On May the 12th Shell claims that its offshore Brutus platform spewed 88,200 gallons of crude (2,100 barrels) into the Gulf of Mexico. The spill in Shell’s Glider field created a 13 mile long by 2 mile wide oil slick in an area 97 miles south of Port Fourchon, Louisiana. Shell offered the standard commentaries as dictated by their post-spill public relations protocols. The incident has been contained the said and “cleanup operations are underway.” Shell spokesperson Kimberly Windon added, “no release is acceptable, and safety remains our priority as we respond to this incident.”
Historically post spill press releases from the offending company tend to radically underplay the amount spilled and the dangers that these spills pose.
BP infamously underplayed the magnitude of the Deepwater Horizon
spill in the Gulf of Mexico. A total of eleven men died on that day in
2010. This oil spill went on to become the largest in history leaking a
staggering 3 million barrels of oil to into the Gulf. The cost to marine
life has been devastating and it is being felt to this day. In 2015 BP reached a settlement with the US government in which it agreed to pay $20 billion in fines and penalties.
The recent Shell leak appears to have originated in a
subsea well-head flow line that connects four wells in the Green Canyon
area to the Brutus platform. In 2011 another of Shell’s flow lines sprung a leak, the time in the North Sea. Shell has also been the subject of derision for its test drilling in the Arctic. Their Arctic drilling exploits have not gone well. First one of their oil rigs ran aground and then they abandoned the Arctic as the price of oil fell below the point where this oil was financially viable. Then on Friday May 13th Shell was forced to give up all of its oil concessions in the Arctic except one.
The May 11th oil spill adds to the large and growing number of spills. This is but the latest of “thousands” of oil industry accidents in the Gulf of Mexico every year. In fact spills have become commonplace, as evidenced by this summary of fossil fuel spills in 2015.
Whether by pipe, rail or tanker, oil cannot be safely transported. Offshore oil has its own unique set of risks that set it apart and make it an even more dangerous proposition.

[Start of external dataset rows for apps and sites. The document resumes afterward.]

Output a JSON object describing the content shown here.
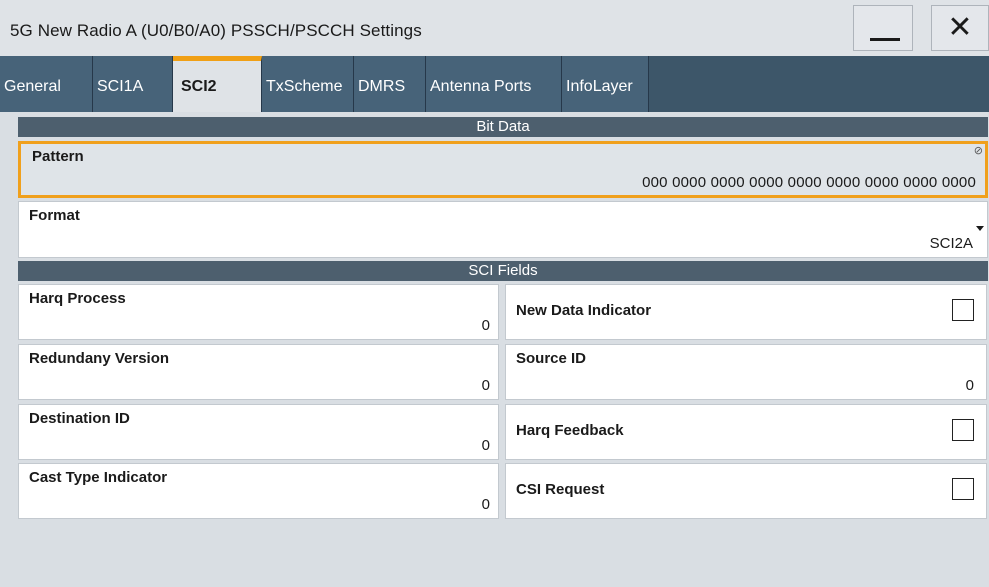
{
  "window": {
    "title": "5G New Radio A (U0/B0/A0) PSSCH/PSCCH Settings",
    "minimize_icon": "minimize-icon",
    "close_icon": "close-icon",
    "close_glyph": "✕"
  },
  "tabs": [
    {
      "label": "General",
      "active": false
    },
    {
      "label": "SCI1A",
      "active": false
    },
    {
      "label": "SCI2",
      "active": true
    },
    {
      "label": "TxScheme",
      "active": false
    },
    {
      "label": "DMRS",
      "active": false
    },
    {
      "label": "Antenna Ports",
      "active": false
    },
    {
      "label": "InfoLayer",
      "active": false
    }
  ],
  "bit_data": {
    "header": "Bit Data",
    "pattern": {
      "label": "Pattern",
      "value": "000 0000 0000 0000 0000 0000 0000 0000 0000",
      "indicator_icon": "edit-indicator-icon"
    },
    "format": {
      "label": "Format",
      "value": "SCI2A"
    }
  },
  "sci_fields": {
    "header": "SCI Fields",
    "harq_process": {
      "label": "Harq Process",
      "value": "0"
    },
    "new_data_indicator": {
      "label": "New Data Indicator",
      "checked": false
    },
    "redundancy_version": {
      "label": "Redundany Version",
      "value": "0"
    },
    "source_id": {
      "label": "Source ID",
      "value": "0"
    },
    "destination_id": {
      "label": "Destination ID",
      "value": "0"
    },
    "harq_feedback": {
      "label": "Harq Feedback",
      "checked": false
    },
    "cast_type_indicator": {
      "label": "Cast Type Indicator",
      "value": "0"
    },
    "csi_request": {
      "label": "CSI Request",
      "checked": false
    }
  },
  "colors": {
    "accent": "#f0a016",
    "tab_bg": "#476379",
    "section_header": "#4d5f6e"
  }
}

However, offshore oil is an avoidable tragedy.
For these and other reasons President Obama is being pressed to deny any additional offshore oil drilling leases in the Gulf.